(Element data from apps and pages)
------------------------

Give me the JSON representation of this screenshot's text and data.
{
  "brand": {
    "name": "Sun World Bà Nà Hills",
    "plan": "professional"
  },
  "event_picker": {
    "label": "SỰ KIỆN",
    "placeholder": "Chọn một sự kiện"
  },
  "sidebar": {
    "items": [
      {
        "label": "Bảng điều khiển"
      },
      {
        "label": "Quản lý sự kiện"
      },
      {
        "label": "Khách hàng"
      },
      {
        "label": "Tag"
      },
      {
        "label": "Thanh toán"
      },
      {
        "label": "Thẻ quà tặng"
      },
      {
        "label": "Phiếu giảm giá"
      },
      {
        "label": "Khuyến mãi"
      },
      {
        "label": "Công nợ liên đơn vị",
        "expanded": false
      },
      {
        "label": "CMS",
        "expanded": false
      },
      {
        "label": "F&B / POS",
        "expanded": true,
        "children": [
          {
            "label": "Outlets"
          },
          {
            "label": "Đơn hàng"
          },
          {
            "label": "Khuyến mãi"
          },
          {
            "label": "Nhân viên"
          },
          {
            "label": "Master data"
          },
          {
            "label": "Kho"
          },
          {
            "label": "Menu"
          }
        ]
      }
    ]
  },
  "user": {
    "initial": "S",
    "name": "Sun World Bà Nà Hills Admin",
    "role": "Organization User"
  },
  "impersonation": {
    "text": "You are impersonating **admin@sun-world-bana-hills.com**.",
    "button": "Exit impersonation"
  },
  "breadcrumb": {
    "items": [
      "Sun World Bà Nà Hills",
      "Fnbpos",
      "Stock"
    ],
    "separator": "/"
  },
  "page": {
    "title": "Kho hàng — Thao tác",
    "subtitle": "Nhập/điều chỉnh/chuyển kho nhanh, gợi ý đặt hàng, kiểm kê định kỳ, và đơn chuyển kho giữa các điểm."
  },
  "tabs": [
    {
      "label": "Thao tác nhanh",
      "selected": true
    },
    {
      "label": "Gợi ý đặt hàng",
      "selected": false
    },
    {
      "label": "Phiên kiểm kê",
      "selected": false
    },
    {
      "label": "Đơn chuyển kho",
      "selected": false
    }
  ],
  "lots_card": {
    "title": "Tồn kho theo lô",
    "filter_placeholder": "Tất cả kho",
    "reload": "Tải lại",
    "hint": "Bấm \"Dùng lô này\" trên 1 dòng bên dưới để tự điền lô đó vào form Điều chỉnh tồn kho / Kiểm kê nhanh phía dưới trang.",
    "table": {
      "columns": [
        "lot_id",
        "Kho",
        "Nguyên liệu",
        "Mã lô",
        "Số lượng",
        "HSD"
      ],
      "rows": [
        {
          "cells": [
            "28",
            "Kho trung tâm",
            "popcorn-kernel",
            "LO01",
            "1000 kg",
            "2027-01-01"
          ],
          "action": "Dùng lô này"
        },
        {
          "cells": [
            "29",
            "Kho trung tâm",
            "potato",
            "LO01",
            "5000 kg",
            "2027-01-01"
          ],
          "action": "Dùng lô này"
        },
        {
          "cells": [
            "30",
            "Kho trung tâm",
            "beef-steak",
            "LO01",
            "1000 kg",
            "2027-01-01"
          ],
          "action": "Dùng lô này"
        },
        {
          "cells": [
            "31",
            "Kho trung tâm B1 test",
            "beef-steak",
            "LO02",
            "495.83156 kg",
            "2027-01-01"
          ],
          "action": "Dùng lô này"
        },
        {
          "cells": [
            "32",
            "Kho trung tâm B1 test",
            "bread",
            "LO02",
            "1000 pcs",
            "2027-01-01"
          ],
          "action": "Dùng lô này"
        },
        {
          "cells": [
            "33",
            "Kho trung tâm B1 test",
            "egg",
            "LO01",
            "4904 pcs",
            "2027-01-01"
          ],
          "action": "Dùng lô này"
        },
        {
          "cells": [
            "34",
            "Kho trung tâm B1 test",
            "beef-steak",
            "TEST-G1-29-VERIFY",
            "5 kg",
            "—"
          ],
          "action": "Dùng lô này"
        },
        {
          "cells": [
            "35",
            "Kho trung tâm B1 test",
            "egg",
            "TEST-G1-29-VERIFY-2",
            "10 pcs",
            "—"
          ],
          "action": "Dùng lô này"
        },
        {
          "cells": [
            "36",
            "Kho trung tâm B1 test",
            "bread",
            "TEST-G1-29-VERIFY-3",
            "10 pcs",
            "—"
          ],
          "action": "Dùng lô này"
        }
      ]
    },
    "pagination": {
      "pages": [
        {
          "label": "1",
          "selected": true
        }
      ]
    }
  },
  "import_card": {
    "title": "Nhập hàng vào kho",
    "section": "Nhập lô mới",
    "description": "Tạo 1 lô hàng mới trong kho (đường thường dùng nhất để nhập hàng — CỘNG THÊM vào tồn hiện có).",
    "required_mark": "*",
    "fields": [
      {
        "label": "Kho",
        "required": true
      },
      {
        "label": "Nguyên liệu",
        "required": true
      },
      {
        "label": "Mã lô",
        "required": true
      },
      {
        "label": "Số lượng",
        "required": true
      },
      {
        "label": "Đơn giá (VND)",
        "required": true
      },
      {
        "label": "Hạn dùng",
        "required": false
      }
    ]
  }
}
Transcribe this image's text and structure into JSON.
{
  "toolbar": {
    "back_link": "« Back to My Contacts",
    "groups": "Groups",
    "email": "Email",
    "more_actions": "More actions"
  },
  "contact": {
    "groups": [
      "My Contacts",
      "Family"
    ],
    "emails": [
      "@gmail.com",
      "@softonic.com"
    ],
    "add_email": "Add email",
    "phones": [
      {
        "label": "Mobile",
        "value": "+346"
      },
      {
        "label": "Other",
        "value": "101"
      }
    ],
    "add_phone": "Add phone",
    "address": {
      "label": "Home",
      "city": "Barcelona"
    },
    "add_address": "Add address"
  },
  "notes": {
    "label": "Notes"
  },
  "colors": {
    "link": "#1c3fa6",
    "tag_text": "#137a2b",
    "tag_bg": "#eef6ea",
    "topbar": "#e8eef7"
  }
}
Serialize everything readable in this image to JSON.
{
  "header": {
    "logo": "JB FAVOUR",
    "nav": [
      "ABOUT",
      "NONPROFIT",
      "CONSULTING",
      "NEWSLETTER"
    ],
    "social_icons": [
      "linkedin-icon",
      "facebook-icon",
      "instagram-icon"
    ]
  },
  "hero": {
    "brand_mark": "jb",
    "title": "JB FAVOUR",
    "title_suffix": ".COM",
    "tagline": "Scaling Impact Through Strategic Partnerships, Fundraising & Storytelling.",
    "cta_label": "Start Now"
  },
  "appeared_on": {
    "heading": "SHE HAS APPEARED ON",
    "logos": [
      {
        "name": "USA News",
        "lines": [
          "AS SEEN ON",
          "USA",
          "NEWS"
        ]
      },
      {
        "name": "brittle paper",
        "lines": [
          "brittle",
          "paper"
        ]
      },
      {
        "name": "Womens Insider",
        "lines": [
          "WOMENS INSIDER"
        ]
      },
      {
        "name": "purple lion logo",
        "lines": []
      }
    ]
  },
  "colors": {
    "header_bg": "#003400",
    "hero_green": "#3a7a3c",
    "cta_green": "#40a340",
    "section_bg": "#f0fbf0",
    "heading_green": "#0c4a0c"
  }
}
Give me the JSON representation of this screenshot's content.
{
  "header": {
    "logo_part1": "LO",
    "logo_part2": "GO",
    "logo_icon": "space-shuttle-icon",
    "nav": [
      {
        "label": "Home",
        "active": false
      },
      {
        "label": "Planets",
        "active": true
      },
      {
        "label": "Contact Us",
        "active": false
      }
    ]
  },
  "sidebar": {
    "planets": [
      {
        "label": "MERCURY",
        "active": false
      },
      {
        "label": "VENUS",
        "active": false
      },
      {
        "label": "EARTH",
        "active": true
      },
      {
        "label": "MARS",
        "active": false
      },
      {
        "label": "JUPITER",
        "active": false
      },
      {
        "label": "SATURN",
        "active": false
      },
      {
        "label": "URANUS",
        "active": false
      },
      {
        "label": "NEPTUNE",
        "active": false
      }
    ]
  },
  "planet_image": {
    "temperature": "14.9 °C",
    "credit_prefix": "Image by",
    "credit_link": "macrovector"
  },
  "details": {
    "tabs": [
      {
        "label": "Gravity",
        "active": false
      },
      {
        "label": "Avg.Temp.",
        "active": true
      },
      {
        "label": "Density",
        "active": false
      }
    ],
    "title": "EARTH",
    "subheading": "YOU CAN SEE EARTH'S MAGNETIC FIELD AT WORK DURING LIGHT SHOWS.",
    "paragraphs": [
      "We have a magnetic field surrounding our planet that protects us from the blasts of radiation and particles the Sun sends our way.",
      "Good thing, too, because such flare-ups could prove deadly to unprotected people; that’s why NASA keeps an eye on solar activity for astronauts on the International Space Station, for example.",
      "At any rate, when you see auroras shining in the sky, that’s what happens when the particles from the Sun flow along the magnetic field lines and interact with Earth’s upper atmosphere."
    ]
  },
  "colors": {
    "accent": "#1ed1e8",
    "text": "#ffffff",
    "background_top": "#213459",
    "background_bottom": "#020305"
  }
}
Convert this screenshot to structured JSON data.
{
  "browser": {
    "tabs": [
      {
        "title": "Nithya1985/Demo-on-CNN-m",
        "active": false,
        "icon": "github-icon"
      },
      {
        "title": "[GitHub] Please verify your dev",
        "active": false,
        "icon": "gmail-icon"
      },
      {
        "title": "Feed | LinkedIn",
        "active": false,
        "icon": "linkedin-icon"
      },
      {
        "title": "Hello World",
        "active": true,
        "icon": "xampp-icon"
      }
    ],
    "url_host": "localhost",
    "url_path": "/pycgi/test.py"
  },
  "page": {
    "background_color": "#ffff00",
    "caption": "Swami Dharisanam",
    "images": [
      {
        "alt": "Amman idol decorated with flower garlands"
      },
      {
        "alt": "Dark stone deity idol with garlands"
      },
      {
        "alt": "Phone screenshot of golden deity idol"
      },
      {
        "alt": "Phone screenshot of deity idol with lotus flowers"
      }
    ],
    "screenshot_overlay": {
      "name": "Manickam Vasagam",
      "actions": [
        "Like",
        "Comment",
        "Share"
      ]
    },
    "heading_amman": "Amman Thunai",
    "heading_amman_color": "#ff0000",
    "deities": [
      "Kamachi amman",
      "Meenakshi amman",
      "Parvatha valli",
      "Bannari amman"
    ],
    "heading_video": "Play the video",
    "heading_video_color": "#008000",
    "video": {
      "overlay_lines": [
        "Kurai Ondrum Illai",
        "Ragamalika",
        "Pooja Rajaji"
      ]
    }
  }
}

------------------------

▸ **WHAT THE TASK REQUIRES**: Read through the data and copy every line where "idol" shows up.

▸ **WRITTEN RESPONSE**:
        "alt": "Amman idol decorated with flower garlands"
        "alt": "Dark stone deity idol with garlands"
        "alt": "Phone screenshot of golden deity idol"
        "alt": "Phone screenshot of deity idol with lotus flowers"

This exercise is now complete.